Fintech for financial health: A conversation with Sarah Willis of MetLife Foundation
We sat down with Sarah Willis, Director of Financial Health & Inclusion at MetLife Foundation, to discuss what makes fintech stand apart from other methods of driving financial inclusion.
What prompted your team to help design and launch Inclusive Fintech 50?
We’re excited by the promise and potential for fintech to enable people to take control of their financial health, creating more stability and greater flexibility in their lives. That’s why we collaborate with organizations like MIX, and one particular method that we’ve had success with is hosting competitions that identify and support innovative ventures with impact potential. Inclusive Fintech 50 was an opportunity to partner with other leading institutions – Visa, Accion, and IFC – to identify and elevate inclusive fintechs with impact potential to drive financial health outcomes.
We are confident that this effort will create visibility into a pipeline of inclusive fintechs that are reducing costs, improving the customer experience, and creating an environment where low- to moderate-income people and families can build resilience and short-term savings, expand their economic opportunities, and plan for the future.
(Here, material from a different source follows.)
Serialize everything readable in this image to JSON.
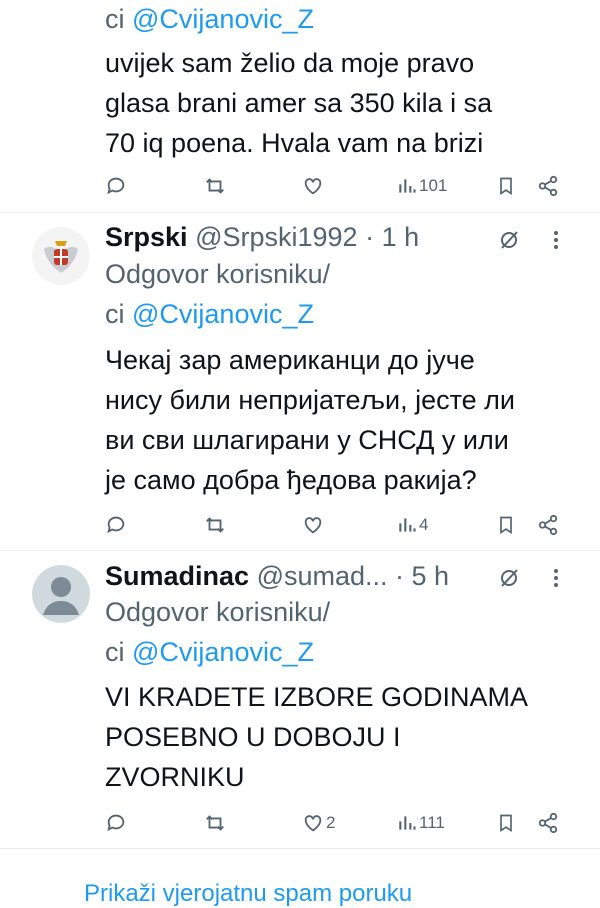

We’re excited by the level of interest of applicants globally – as the applicants point to a large pool of fintechs with products that can actually move the needle on some major financial health challenges.
There are many different methods used to further financial inclusion. What makes fintech so promising?
Fintech is no longer confined to Silicon Valley or within corporate innovation units. With its ubiquity, fintech has been proven to reduce costs, improve the scale and speed at which we reach low-income customers, and most importantly, it has become easier for consumers to better manage their financial lives in one place to achieve multiple outcomes – like setting aside emergency savings while paying down debt. Few people want to sit down and think about their budget, especially if ends do not meet. AI, automation, behaviorally-informed design, and FUN are all key ingredients in the quest to build sustainable solutions that improve financial health.
How can investors and founders ensure that a fintech is creating real and positive impact for low-income people?
When considering the potential impact of a fintech, we ask ourselves what a low-income person can achieve through the product or service. Technology can be distracting and the “Pain of Paying” research shows that people who pay with cash spend less than those who use credit cards of even debit cards. So, the same promising features of fintech that I mention before – speed and convenience, need to be met with a deep understanding of the needs, experiences, and realities of a low-income client. For example, smartphone penetration is in the single digits in some countries while feature phones are much more common. Or, 3-4-5G networks may turn into “no-G” networks the second you step outside of an urban center. So, fintechs could focus on delivering a product that customers can easily access instead of creating the flashiest app. Some of the simplest products can have transformational impact because they address significant pain points – think about low-fee remittances services or digital wallets that can be categorized by saving purpose. The innovations we are interested in elevating are the ones that improve people’s ability to manage day-to-day expenses, save for the short- and long-term, and prepare for unexpected expenses.
How else is MetLife Foundation advancing the value of financial technology for financial health?
We’ve formed several partnerships that advance efforts using fintech to improve people’s ability to build financial health. With Village Capital, the early-stage venture capital firm, and PayPal’s Social Impact team, we are supporting inclusive fintechs in the United States, Latin America, and Europe, the Middle East, and Africa through mentorship and seed capital.
We also believe in the power of understanding human behavior and designing products, services, and interventions that help people spend less, and save more. That’s why we founded and continue to support Common Cents Lab, a behavioral research lab out of Duke University that ensures product development is informed by behavioral design, and addresses the cognitive biases that lead many of us to act irrationally.
Lastly, nodding to the entire ‘ecosystem’ of players in fintech, we support nLIFT (Nonprofit Leaders in Financial Technology), a group of mission-driven organizations across the United States that are committed to using fintech to deliver meaningful outcomes for the people they serve. They have deep insights on how to serve low-income customers, and are working together to create a more inclusive financial system that works for everyone.
Inclusive Fintech 50 is funded by MetLife Foundation and Visa, with support from Accion and IFC. Winners will be announced on June 17. Sign up below for our email newsletter to stay updated.